What to work on: Find all lines below containing the string "JSON" and return them.

Page and application data records
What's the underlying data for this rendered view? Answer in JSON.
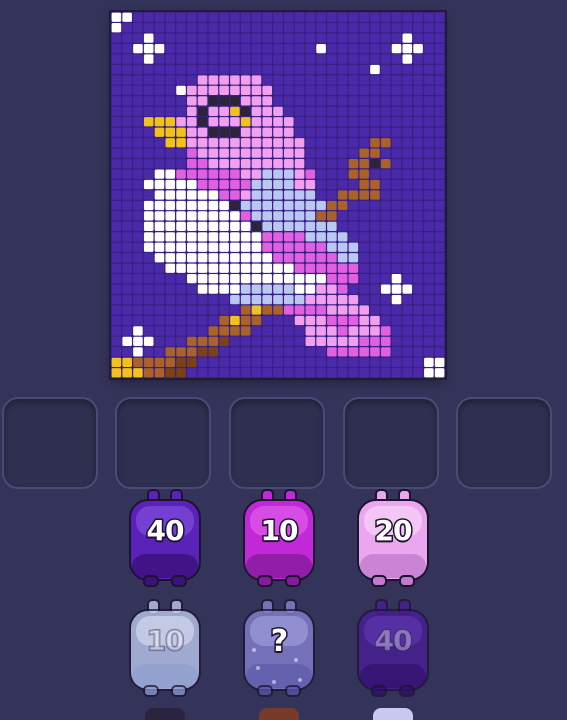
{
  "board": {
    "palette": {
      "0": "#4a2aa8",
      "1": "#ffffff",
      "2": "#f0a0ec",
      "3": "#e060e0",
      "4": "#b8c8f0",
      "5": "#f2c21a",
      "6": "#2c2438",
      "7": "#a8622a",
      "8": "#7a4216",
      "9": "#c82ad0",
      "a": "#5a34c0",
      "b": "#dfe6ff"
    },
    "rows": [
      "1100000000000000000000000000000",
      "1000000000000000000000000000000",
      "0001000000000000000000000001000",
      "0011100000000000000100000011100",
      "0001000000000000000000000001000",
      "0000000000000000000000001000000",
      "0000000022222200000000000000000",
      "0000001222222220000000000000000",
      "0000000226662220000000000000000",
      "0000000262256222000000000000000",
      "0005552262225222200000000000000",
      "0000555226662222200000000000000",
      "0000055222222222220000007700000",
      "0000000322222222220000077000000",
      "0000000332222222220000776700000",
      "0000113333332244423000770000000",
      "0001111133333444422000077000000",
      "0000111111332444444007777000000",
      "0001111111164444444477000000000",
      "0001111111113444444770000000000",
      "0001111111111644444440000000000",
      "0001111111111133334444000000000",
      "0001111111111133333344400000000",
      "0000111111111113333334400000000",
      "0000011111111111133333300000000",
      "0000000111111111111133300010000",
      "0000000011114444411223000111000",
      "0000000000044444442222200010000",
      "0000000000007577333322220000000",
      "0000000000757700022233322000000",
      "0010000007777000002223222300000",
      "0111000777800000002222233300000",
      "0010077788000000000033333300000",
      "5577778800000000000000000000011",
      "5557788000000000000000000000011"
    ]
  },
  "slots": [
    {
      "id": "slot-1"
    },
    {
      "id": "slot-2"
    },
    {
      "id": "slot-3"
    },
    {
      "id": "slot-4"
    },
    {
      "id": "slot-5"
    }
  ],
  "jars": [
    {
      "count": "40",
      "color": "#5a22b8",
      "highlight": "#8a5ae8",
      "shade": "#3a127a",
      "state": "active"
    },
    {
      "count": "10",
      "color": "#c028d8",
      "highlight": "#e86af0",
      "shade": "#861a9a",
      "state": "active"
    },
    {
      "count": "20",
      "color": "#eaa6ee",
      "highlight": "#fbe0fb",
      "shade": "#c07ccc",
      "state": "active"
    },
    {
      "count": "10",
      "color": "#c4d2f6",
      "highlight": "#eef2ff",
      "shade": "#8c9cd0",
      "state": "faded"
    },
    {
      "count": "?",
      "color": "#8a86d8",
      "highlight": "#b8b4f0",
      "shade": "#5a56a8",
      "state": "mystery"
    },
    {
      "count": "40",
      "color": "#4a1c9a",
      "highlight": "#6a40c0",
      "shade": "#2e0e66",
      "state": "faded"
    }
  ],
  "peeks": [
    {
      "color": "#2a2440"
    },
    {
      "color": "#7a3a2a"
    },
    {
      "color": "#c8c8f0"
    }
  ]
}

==

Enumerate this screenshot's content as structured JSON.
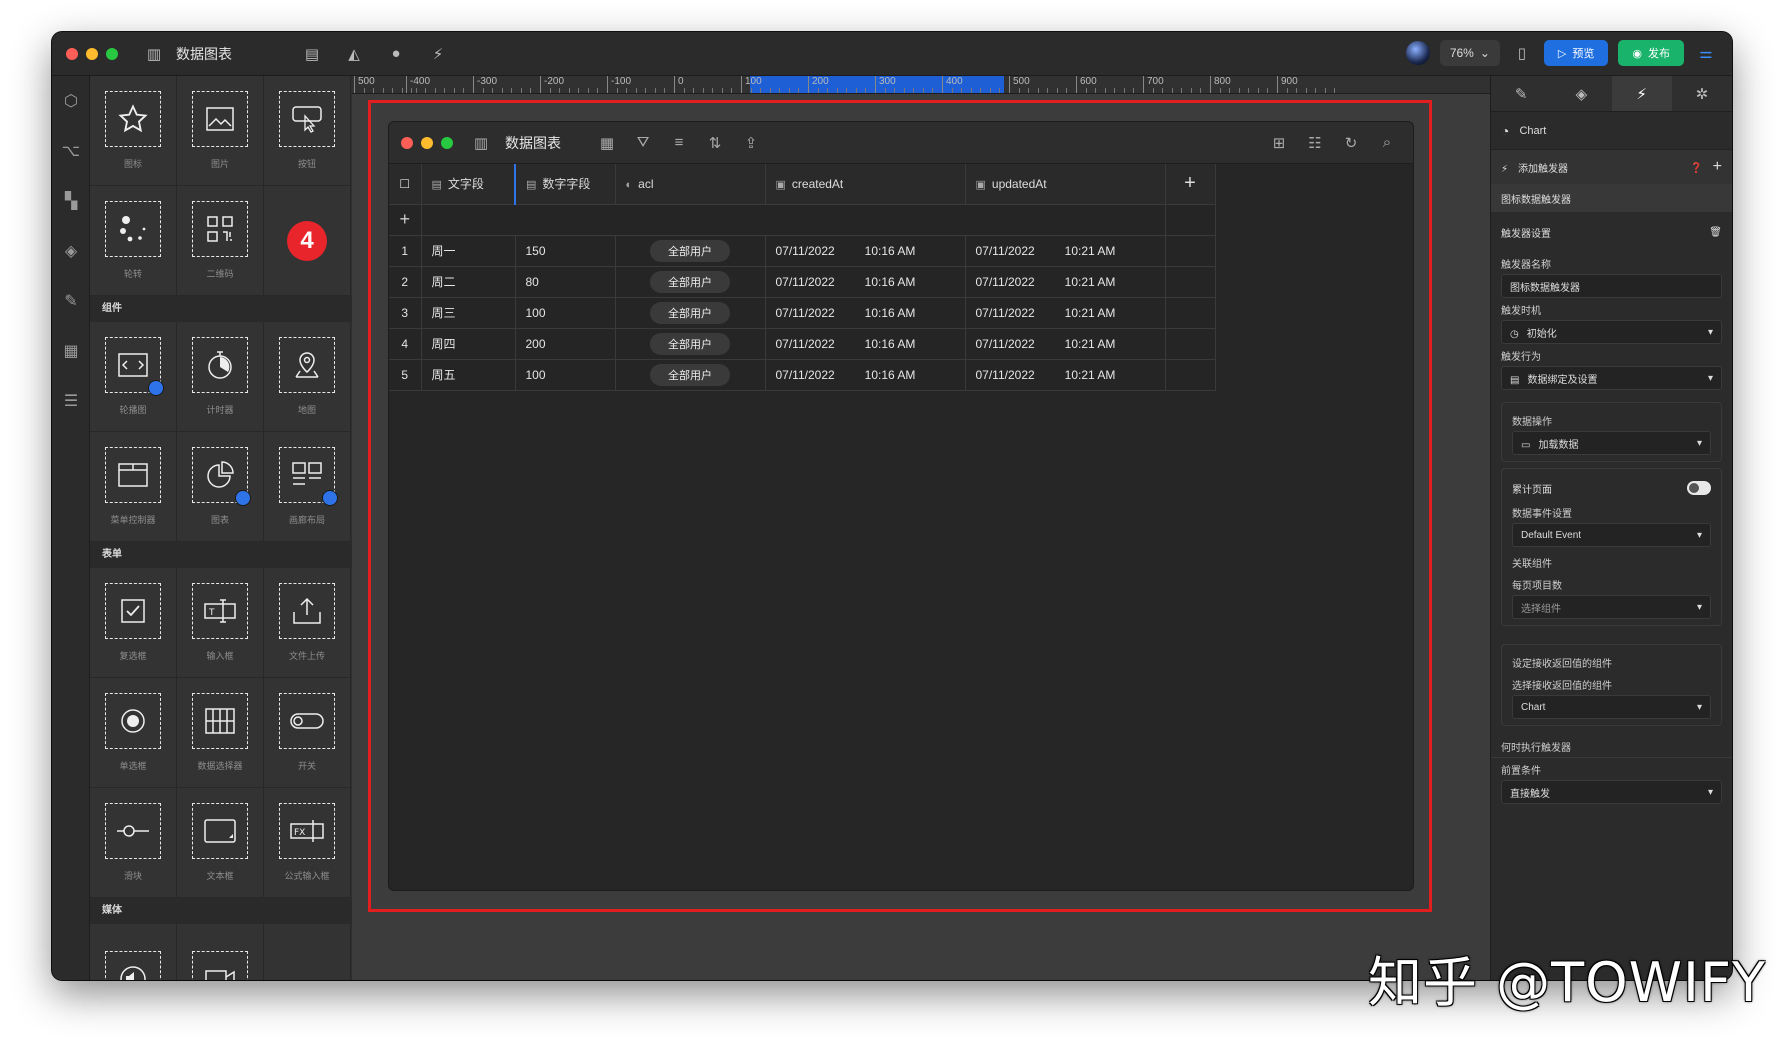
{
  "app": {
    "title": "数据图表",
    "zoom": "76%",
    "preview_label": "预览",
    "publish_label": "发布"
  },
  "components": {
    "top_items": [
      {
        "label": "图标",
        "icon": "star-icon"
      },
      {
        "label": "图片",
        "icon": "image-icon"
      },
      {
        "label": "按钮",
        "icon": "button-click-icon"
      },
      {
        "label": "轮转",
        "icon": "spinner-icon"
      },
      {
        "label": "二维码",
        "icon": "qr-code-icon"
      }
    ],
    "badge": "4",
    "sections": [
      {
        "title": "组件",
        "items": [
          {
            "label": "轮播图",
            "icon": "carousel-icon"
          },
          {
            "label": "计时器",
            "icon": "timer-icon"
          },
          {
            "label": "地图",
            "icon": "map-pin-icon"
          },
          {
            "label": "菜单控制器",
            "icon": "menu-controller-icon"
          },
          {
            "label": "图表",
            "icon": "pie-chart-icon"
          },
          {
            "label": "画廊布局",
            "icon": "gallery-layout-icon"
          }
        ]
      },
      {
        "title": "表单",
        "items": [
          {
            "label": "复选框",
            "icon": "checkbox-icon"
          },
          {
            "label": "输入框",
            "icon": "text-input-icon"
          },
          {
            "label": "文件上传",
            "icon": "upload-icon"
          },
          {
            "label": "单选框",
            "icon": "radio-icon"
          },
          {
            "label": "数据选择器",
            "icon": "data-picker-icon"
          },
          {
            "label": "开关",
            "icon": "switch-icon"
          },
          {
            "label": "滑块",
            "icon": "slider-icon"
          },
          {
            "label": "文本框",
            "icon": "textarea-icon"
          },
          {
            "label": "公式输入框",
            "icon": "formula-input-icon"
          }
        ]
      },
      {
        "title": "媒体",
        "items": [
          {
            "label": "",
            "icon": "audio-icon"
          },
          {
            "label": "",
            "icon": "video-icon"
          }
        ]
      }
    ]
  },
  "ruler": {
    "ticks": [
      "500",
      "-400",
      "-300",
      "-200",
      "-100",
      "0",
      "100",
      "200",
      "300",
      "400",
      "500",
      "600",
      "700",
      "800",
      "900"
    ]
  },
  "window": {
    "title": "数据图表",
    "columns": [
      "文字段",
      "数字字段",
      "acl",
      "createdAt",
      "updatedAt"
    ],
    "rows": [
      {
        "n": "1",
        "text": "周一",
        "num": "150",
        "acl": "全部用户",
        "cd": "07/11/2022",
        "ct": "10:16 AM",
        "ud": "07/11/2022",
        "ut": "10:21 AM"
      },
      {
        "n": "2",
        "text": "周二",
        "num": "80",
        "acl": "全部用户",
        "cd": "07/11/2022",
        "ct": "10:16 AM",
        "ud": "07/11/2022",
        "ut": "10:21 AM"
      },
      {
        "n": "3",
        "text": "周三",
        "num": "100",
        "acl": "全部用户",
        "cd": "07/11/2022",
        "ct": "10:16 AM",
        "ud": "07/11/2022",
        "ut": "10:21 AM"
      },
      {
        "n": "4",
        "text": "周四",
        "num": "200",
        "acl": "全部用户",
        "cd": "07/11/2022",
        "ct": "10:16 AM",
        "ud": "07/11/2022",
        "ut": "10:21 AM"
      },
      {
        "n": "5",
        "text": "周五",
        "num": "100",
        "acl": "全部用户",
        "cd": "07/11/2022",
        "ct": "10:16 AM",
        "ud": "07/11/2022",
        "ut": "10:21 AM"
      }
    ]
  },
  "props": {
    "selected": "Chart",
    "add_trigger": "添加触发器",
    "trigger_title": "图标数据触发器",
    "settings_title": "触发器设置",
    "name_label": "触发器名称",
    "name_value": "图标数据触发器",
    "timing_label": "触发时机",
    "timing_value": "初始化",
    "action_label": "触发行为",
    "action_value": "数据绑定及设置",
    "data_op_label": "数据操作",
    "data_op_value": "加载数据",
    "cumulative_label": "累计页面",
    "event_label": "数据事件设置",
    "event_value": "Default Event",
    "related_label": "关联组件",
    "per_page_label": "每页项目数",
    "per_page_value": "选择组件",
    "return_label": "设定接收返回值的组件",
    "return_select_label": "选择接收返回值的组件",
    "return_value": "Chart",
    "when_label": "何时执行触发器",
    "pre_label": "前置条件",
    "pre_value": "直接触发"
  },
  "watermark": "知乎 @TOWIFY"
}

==

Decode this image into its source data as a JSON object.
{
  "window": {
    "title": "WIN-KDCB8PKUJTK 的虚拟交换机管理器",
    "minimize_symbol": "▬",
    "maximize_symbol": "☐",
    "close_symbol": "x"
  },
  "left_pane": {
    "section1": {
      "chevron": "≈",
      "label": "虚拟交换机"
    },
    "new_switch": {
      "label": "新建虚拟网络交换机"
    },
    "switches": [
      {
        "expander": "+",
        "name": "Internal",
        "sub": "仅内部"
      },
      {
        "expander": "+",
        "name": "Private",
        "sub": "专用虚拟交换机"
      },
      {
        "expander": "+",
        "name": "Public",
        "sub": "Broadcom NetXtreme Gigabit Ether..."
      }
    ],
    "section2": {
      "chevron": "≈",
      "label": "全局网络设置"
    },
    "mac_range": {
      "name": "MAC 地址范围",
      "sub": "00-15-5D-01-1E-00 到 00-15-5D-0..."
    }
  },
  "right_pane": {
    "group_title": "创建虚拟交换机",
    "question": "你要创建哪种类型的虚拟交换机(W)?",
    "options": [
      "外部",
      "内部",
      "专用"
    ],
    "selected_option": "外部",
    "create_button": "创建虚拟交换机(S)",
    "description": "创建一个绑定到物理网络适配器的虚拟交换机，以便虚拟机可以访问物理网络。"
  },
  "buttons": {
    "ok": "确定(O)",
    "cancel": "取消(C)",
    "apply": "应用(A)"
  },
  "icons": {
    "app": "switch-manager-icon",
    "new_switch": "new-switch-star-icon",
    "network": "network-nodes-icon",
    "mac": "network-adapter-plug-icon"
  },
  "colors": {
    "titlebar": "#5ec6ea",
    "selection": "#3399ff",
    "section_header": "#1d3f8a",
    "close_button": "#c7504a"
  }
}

Response to this exercise:
What's the underlying data for this rendered view? Answer in JSON.
Enumerate this screenshot's content as structured JSON.
Decode this image into its source data as a JSON object.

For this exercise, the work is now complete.